George Lowther

Bombardier 31597. 70th Battery Royal Field Artillery

George was born in 1887 in Dalton in Furness, the son of James and Agnes Lowther.

He served with the Royal Artillery from 1903 until he was transferred to the Army Reserve in 1911.

George married Ethelburga Whitham in 1913 in Garstang. At the time of his death they were living at R.C. School House, Snow Hill, Scorton.

As an Army reservist George was among the men who were called to the Colours in 1914 at the start of the war. He was a police constable, serving with Preston Borough Police.

George was killed in action on 23rd August 1914. He was 27.

He is one of many men with no known grave, and is remembered on the La Ferte Sous Jouarre Memorial in France. He is also remembered on the Preston Borough Police War Memorial which is currently located at Preston Police Station.

Among the papers kept by his widow, who never remarried are his King’s Scroll and his attestation record from 1903.

St. Peter’s Church, Snow Hill Lane, Scorton.  PR3 1AY

The church was built in 1878–79 for the Ormrod family from Wyresdale Hall. The architects were Paley and Austin of Lancaster, and the church is constructed in sandstone rubble, with tiled roofs and a shingled spire. The total cost for the building was £14,000.

It was consecrated in 1879 by the Bishop of Manchester, on the vigil of St. Peter.

On the north side of the church is a lychgate dating from the same time as the church. It is constructed in oak on a sandstone base, and has a red tiled roof. IThe lychgate is a Grade 2 listed building.

There are several memorial plaques inside St. Peter’s Church:

Memorial to William Broughton Applegarth

William is also remembered on the village war memorial

Memorial to Arthur John Collins

Arthur is also remembered on the village war memorial

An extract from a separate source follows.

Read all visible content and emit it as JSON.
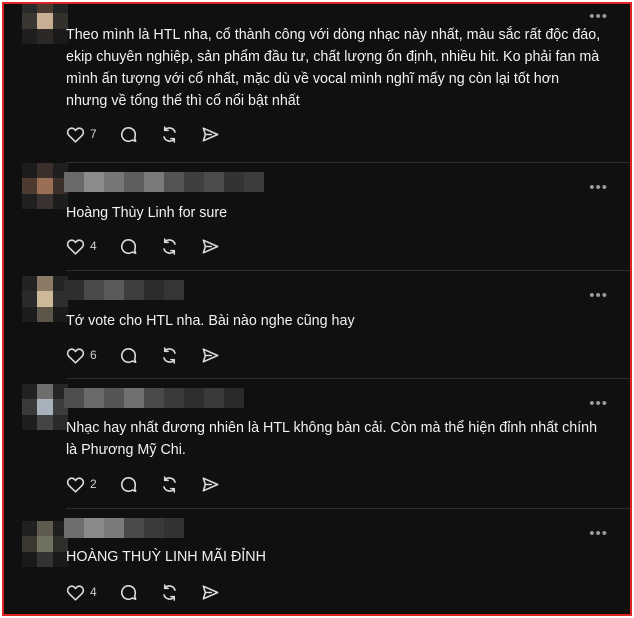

Roll of Honour 1914 – 1918

A Roll of those from Scorton who served

Roll of Honour 1939 – 1945

A list of those from Scorton who served